> WHAT YOU HAVE TO DO
On how many lines of the data below does the word "icon" appear? Reply with the number only.

> STUDY MATERIAL
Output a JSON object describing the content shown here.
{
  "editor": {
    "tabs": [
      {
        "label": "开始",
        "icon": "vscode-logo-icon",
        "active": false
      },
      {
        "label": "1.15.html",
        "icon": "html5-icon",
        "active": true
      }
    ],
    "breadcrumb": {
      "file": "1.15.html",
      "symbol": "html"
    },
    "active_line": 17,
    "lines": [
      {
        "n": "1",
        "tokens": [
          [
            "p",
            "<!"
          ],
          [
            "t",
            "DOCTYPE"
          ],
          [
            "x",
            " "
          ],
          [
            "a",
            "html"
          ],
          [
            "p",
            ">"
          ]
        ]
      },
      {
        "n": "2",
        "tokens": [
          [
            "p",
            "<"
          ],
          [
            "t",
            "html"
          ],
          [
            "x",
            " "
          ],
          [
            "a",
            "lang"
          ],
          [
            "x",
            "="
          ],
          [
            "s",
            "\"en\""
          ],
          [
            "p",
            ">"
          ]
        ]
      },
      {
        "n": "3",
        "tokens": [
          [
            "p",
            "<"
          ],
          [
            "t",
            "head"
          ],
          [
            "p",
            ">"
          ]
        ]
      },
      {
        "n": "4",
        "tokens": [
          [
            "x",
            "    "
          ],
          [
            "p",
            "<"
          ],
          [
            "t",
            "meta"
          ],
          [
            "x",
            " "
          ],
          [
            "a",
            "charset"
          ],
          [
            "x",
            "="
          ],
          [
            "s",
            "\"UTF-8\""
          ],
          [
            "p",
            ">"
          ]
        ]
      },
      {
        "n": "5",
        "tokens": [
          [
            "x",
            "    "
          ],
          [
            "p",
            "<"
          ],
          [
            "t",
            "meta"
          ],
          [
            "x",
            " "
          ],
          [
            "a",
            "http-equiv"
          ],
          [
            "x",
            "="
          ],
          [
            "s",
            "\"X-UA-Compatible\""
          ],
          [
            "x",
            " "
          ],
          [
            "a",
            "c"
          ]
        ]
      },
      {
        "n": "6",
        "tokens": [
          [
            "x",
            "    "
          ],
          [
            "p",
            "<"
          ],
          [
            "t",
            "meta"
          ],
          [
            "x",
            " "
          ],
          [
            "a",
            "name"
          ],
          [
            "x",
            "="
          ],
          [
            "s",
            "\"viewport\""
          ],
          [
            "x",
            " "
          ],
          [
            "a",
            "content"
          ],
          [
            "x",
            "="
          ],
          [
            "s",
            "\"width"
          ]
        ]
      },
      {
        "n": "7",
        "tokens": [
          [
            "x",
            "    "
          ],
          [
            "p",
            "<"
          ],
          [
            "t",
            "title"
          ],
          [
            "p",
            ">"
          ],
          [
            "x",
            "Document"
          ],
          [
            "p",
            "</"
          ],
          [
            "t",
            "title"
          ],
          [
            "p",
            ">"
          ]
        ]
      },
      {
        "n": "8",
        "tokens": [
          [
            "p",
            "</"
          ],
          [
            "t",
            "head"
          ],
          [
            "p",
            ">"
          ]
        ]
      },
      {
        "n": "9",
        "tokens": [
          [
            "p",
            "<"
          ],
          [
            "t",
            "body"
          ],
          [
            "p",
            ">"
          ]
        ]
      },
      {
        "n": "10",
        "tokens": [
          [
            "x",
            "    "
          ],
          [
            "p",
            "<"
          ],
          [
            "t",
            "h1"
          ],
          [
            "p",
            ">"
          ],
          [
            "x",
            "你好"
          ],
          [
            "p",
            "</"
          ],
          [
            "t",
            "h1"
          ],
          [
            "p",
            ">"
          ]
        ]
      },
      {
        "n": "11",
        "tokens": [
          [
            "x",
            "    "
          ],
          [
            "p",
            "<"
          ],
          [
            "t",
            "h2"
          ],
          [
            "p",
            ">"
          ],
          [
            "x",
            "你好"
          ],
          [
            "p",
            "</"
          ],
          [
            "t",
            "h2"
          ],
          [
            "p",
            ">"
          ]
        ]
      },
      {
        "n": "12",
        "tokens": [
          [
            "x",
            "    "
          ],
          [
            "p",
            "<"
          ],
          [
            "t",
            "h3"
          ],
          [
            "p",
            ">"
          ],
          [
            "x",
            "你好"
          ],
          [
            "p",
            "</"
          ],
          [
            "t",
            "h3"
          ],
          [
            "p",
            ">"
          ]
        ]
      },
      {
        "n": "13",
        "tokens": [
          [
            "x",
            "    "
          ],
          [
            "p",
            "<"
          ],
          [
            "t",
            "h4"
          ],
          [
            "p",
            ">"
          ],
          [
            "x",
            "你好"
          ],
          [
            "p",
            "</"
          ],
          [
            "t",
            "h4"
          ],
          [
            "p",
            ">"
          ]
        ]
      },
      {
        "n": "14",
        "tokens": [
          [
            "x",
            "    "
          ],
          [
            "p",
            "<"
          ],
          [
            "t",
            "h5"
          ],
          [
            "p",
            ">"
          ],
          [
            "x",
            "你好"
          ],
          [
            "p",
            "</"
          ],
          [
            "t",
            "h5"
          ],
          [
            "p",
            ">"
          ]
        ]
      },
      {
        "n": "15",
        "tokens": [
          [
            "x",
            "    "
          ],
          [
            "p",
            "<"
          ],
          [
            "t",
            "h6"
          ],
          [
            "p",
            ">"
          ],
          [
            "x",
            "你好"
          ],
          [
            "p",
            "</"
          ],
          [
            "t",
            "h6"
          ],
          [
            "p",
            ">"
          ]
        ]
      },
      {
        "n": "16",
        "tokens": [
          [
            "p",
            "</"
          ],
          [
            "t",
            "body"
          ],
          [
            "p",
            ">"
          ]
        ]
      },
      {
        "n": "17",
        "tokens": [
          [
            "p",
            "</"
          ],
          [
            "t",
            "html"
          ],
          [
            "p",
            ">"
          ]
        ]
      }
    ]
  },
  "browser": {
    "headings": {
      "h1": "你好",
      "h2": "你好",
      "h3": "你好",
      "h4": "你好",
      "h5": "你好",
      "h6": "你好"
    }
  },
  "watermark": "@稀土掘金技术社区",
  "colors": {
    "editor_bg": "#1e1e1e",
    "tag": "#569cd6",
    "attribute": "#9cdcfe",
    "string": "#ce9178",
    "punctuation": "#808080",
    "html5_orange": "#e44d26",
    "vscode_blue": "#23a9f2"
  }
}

> SOLUTION TO THIS TASK
2